Elise Amendola / AP
Univision announced last night that Verizon pulled its signal from its FiOS and mobile platforms "entirely without warning," leaving mostly East Coast consumers without access to programming. Univision says it's "deeply concerned," especially "in light of recent natural disasters and current events impacting the Hispanic community." Verizon says Univision is charging too much for its waning viewership.
Why it matters: It's the latest example of what happens when a Pay-TV provider and a cable network can't agree on a new contract. With new competitors in tech, the big Pay-TV distributors are incentivized to drop cable networks that are underperforming or too expensive, possibly to create their own skinny bundles. (We saw these dynamics play out two weeks ago when Altice threatened to drop Disney and Sunday when Charter struck a last-minute deal with Viacom.)

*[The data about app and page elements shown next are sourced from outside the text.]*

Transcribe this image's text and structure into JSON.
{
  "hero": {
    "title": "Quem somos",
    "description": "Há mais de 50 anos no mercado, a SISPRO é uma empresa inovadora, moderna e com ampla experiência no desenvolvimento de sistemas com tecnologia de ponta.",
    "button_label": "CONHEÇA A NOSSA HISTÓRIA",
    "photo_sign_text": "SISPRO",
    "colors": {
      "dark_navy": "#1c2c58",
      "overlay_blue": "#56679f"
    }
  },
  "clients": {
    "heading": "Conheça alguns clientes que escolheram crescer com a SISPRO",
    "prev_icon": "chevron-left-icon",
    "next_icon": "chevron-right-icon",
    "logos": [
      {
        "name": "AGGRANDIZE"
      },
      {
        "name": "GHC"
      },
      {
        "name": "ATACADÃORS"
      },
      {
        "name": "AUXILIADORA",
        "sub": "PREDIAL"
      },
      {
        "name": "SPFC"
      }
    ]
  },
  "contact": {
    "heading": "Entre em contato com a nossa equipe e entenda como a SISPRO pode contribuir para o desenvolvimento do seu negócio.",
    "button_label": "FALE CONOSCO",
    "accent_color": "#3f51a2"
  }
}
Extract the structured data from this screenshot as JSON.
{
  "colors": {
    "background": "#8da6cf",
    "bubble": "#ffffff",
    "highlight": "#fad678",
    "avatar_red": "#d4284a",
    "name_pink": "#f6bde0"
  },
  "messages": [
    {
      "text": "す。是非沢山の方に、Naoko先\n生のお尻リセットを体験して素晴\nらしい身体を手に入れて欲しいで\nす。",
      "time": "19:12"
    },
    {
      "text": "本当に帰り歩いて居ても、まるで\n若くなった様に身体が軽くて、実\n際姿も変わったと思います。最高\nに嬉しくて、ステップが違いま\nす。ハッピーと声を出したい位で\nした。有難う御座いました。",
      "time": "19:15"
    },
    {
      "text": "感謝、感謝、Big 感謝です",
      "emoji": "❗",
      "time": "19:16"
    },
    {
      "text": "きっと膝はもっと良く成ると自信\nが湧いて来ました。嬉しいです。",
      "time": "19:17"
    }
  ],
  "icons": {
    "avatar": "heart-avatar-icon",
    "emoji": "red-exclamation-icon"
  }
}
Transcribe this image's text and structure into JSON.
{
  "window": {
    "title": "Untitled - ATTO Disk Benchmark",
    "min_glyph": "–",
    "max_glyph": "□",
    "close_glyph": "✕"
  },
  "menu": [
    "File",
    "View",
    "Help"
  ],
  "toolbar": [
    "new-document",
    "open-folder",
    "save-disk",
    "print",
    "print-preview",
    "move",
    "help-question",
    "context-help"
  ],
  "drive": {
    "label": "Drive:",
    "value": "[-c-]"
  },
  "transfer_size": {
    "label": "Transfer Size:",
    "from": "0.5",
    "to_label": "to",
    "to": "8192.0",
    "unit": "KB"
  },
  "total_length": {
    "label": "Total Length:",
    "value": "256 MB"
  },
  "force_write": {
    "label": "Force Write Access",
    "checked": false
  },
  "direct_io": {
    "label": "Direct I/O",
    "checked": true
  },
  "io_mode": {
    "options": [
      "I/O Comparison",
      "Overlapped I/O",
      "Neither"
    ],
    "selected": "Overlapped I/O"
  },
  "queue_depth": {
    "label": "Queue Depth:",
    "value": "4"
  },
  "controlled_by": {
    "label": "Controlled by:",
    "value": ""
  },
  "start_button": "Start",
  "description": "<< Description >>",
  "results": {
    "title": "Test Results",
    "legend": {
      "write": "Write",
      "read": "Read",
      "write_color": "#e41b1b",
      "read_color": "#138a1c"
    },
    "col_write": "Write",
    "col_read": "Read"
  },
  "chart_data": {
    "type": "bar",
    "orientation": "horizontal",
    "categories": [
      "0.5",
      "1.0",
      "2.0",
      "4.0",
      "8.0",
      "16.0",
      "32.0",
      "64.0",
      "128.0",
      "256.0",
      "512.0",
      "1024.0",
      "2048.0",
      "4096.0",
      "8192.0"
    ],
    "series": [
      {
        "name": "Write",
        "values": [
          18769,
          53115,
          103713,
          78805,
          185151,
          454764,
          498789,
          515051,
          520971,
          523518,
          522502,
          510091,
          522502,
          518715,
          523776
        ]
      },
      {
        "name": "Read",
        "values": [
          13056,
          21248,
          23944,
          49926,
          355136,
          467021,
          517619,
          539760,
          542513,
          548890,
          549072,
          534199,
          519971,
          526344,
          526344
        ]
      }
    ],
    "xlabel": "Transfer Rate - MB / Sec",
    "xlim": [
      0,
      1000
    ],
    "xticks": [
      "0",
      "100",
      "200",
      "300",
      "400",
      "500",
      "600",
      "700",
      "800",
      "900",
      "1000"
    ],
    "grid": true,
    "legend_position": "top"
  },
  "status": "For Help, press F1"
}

Go deeper: TV networks have been charging cable and satellite providers fees to carry their content for years, spurring more and more carriage fights. But pay TV providers are continuing to boycott the fees being demanded of them, causing TV blackouts all over the country. With more consumers cutting the cord, the atmosphere has gotten tense. By 2022, SNL Kagan predicts that retransmission fees being charged by TV networks will increase by roughly 50%, reaching $11.6 billion.